**** Data records
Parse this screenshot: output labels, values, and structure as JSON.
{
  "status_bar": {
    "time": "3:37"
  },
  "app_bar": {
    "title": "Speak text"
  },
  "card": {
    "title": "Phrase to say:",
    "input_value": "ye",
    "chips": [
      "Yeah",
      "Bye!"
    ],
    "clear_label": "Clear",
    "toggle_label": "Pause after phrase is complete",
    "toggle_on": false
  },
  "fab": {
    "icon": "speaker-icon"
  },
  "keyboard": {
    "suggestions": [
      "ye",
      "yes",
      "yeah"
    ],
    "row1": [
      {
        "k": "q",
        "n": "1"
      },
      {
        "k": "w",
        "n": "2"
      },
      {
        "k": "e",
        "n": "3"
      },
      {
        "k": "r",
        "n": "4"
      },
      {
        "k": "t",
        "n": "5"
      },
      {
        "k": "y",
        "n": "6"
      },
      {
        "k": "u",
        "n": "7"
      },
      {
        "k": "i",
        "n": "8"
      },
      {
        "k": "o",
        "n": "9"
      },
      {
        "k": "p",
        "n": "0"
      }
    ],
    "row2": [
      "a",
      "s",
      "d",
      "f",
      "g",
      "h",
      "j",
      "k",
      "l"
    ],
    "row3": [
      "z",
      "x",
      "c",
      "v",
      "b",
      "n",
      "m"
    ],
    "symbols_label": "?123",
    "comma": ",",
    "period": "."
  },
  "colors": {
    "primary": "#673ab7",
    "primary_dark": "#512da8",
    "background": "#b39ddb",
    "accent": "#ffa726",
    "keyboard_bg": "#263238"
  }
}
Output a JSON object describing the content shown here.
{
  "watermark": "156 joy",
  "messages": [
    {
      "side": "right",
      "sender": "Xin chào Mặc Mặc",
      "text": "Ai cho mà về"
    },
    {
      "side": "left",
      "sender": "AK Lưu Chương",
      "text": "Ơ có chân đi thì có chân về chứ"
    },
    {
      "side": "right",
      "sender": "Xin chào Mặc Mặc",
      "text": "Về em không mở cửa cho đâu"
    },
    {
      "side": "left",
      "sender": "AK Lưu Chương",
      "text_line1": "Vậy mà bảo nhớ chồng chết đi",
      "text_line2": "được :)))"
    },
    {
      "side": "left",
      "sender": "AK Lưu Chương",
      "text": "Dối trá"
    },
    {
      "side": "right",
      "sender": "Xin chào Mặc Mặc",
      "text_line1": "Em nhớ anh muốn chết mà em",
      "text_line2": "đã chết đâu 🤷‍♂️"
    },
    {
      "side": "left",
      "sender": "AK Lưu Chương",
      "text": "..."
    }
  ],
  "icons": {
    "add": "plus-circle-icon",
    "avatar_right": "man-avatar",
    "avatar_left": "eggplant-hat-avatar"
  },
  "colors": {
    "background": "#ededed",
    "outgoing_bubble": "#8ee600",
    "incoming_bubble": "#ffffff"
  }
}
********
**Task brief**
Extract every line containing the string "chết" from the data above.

**Solution to the problem**
      "text_line1": "Vậy mà bảo nhớ chồng chết đi",
      "text_line1": "Em nhớ anh muốn chết mà em",
      "text_line2": "đã chết đâu 🤷‍♂️"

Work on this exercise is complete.